Leaving China aside for the moment because of its size, when we look at India and the rest of Asia--a heterogeneous group of 49 countries--we see that about 50 percent of this burden is from communicable diseases (such as diarrhea)
that could be prevented or reduced with better education

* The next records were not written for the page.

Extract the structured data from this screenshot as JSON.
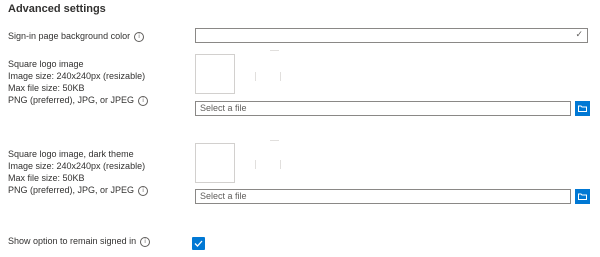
{
  "section": {
    "title": "Advanced settings"
  },
  "background_color": {
    "label": "Sign-in page background color",
    "value": ""
  },
  "logo": {
    "line1": "Square logo image",
    "line2": "Image size: 240x240px (resizable)",
    "line3": "Max file size: 50KB",
    "line4": "PNG (preferred), JPG, or JPEG",
    "file_placeholder": "Select a file"
  },
  "logo_dark": {
    "line1": "Square logo image, dark theme",
    "line2": "Image size: 240x240px (resizable)",
    "line3": "Max file size: 50KB",
    "line4": "PNG (preferred), JPG, or JPEG",
    "file_placeholder": "Select a file"
  },
  "remain_signed_in": {
    "label": "Show option to remain signed in",
    "checked": true
  },
  "icons": {
    "info": "info-icon",
    "chevron": "chevron-down-icon",
    "folder": "folder-icon",
    "check": "checkmark-icon"
  },
  "colors": {
    "accent": "#0078d4",
    "border": "#8a8886",
    "text": "#323130"
  }
}
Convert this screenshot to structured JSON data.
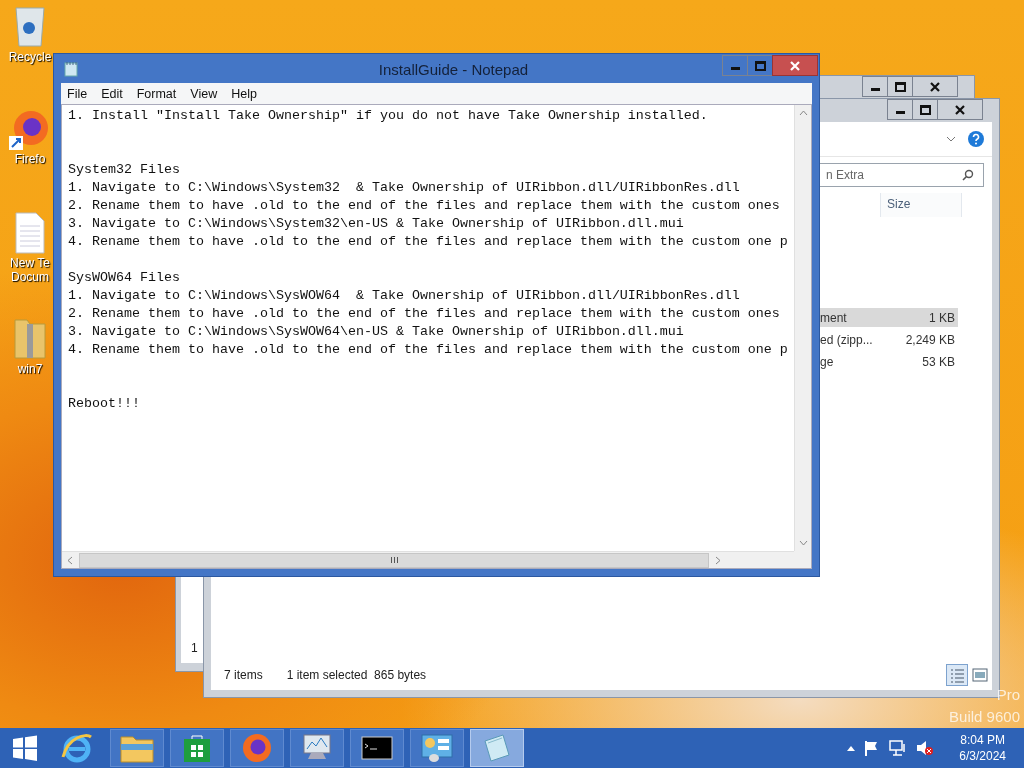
{
  "desktop_icons": [
    {
      "kind": "recycle",
      "label": [
        "Recycle"
      ]
    },
    {
      "kind": "firefox",
      "label": [
        "Firefo"
      ]
    },
    {
      "kind": "document",
      "label": [
        "New Te",
        "Docum"
      ]
    },
    {
      "kind": "zip",
      "label": [
        "win7"
      ]
    }
  ],
  "explorer_back": {
    "text": "1"
  },
  "explorer_front": {
    "search": {
      "placeholder": "n Extra"
    },
    "columns": [
      "Size"
    ],
    "rows": [
      {
        "name": "ment",
        "size": "1 KB",
        "selected": true
      },
      {
        "name": "ed (zipp...",
        "size": "2,249 KB",
        "selected": false
      },
      {
        "name": "ge",
        "size": "53 KB",
        "selected": false
      }
    ],
    "status": {
      "items": "7 items",
      "selection": "1 item selected  865 bytes"
    }
  },
  "notepad": {
    "title": "InstallGuide - Notepad",
    "menu": [
      "File",
      "Edit",
      "Format",
      "View",
      "Help"
    ],
    "blocks": [
      [
        "1. Install \"Install Take Ownership\" if you do not have Take Ownership installed."
      ],
      [
        "System32 Files",
        "1. Navigate to C:\\Windows\\System32  & Take Ownership of UIRibbon.dll/UIRibbonRes.dll",
        "2. Rename them to have .old to the end of the files and replace them with the custom ones",
        "3. Navigate to C:\\Windows\\System32\\en-US & Take Ownership of UIRibbon.dll.mui",
        "4. Rename them to have .old to the end of the files and replace them with the custom one p"
      ],
      [
        "SysWOW64 Files",
        "1. Navigate to C:\\Windows\\SysWOW64  & Take Ownership of UIRibbon.dll/UIRibbonRes.dll",
        "2. Rename them to have .old to the end of the files and replace them with the custom ones",
        "3. Navigate to C:\\Windows\\SysWOW64\\en-US & Take Ownership of UIRibbon.dll.mui",
        "4. Rename them to have .old to the end of the files and replace them with the custom one p"
      ],
      [
        "Reboot!!!"
      ]
    ]
  },
  "watermark": [
    "Pro",
    "Build 9600"
  ],
  "taskbar": {
    "items": [
      {
        "kind": "ie",
        "active": false
      },
      {
        "kind": "explorer",
        "active": false
      },
      {
        "kind": "store",
        "active": false
      },
      {
        "kind": "firefox",
        "active": false
      },
      {
        "kind": "monitor",
        "active": false
      },
      {
        "kind": "cmd",
        "active": false
      },
      {
        "kind": "control",
        "active": false
      },
      {
        "kind": "notepad",
        "active": true
      }
    ],
    "clock": {
      "time": "8:04 PM",
      "date": "6/3/2024"
    }
  }
}
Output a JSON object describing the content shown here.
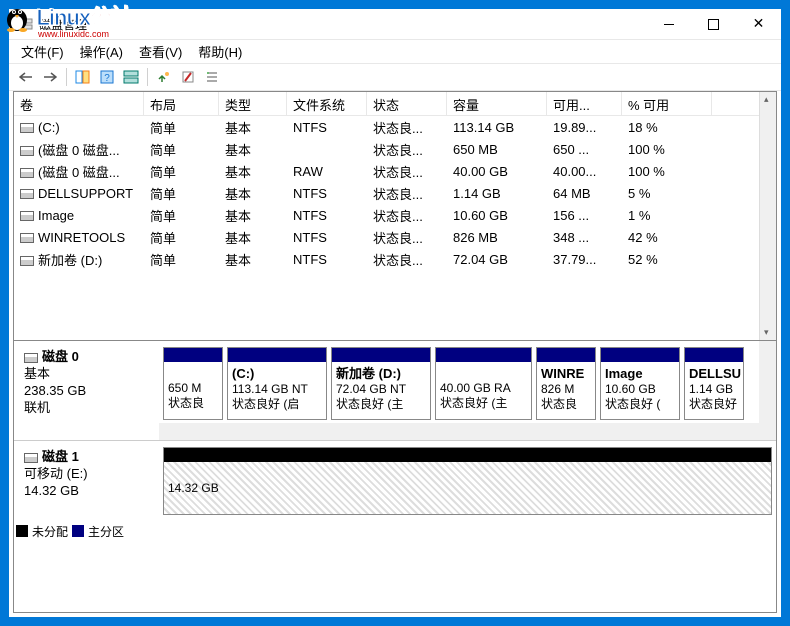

and improvements in the household environment or through simple treatments, like oral rehydration therapy. Another 40 percent is from noncommunicable diseases, such as cancer, cerebrovascular disease, and ischemic heart disease, that could be mitigated by decreases in tobacco use and changes in diet, while the final 10 percent is from other causes, such as injuries.